  • Run the compilation result against the configured lint rules.

If there are errors, they will be printed out in a file:line:column:message format by default:

$ buf lintgoogle/type/datetime.proto:17:1:Package name "google.type" should be suffixed with a correctly formed version, such as "google.type.v1".pet/v1/pet.proto:42:10:Field name "petID" should be lower_snake_case, such as "pet_id".pet/v1/pet.proto:47:9:Service name "PetStore" should be suffixed with "Service".

Lint output can also be printed as JSON:

$ buf lint --error-format=json{"path":"google/type/datetime.proto","start_line":17,"start_column":1,"end_line":17,"end_column":21,"type":"PACKAGE_VERSION_SUFFIX","message":"Package name \"google.type\" should be suffixed with a correctly formed version, such as \"google.type.v1\"."}{"path":"pet/v1/pet.proto","start_line":42,"start_column":10,"end_line":42,"end_column":15,"type":"FIELD_LOWER_SNAKE_CASE","message":"Field name \"petID\" should be lower_snake_case, such as \"pet_id\"."}{"path":"pet/v1/pet.proto","start_line":47,"start_column":9,"end_line":47,"end_column":17,"type":"SERVICE_SUFFIX","message":"Service name \"PetStore\" should be suffixed with \"Service\"."}

We can also output errors in a format you can then copy into your buf.yaml file. This allows you to ignore all existing lint errors and correct them over time:

$ buf lint --error-format=config-ignore-yamlversion: v1lint:  ignore_only:    FIELD_LOWER_SNAKE_CASE:      - pet/v1/pet.proto    PACKAGE_VERSION_SUFFIX:      - google/type/datetime.proto    SERVICE_SUFFIX:      - pet/v1/pet.proto

Common use cases#

buf can lint additional inputs instead of just your local Protobuf files. This is useful in a variety of scenarios, including enabling protoc output be used as buf input.

See the input documentation for details on all available inputs.

For example,

# Lint output from protoc passed to stdin.$ protoc -I . --include_source_info $(find . -name '*.proto') -o /dev/stdout | buf lint -
# Lint a remote git repository on the fly and override the config to be your local config file.$ buf lint 'https://github.com/googleapis/googleapis.git' --config buf.yaml
# Lint a module published to the BSR.$ buf lint buf.build/acme/petapis

For remote locations that require authentication, see HTTPS Authentication and SSH Authentication for more details.

Limit to specific files#

By default, buf builds all files under the buf.yaml configuration file. You can instead manually specify the file or directory paths to lint.
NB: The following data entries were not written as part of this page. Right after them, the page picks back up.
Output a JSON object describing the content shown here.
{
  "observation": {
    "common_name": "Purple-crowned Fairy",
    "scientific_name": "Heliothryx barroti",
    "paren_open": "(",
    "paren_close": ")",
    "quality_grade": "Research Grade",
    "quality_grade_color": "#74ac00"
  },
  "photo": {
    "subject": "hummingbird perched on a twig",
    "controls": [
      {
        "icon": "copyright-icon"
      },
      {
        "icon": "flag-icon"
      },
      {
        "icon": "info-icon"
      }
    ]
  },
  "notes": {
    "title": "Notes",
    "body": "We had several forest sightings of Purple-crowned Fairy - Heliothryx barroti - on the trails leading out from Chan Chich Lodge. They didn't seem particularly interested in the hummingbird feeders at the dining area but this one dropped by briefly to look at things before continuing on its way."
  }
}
This is an advanced feature intended to be used for editor or Bazel integration - it is better to let buf discover all files under management and handle this for you in general.
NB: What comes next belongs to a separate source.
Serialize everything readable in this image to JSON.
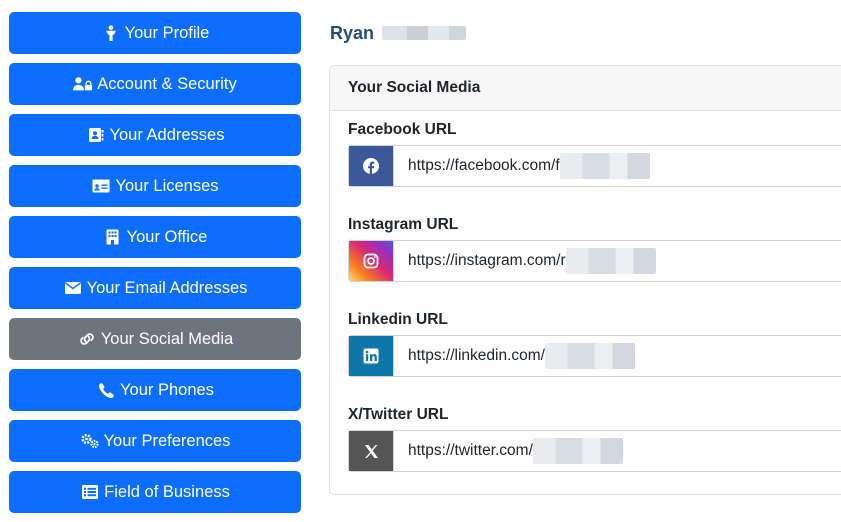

$ buf lint --path path/to/foo.proto --path path/to/bar.proto

You can combine this with an in-line configuration override, too:

$ buf lint --path path/to/foo.proto --path path/to/bar.proto --config '{"lint":{"use":["BASIC"]}}'

Docker#

Buf ships a Docker image bufbuild/buf that allows you to use buf as part of your Docker workflow. For example:

$ docker run \  --volume "$(pwd):/workspace" \  --workdir /workspace \  bufbuild/buf lint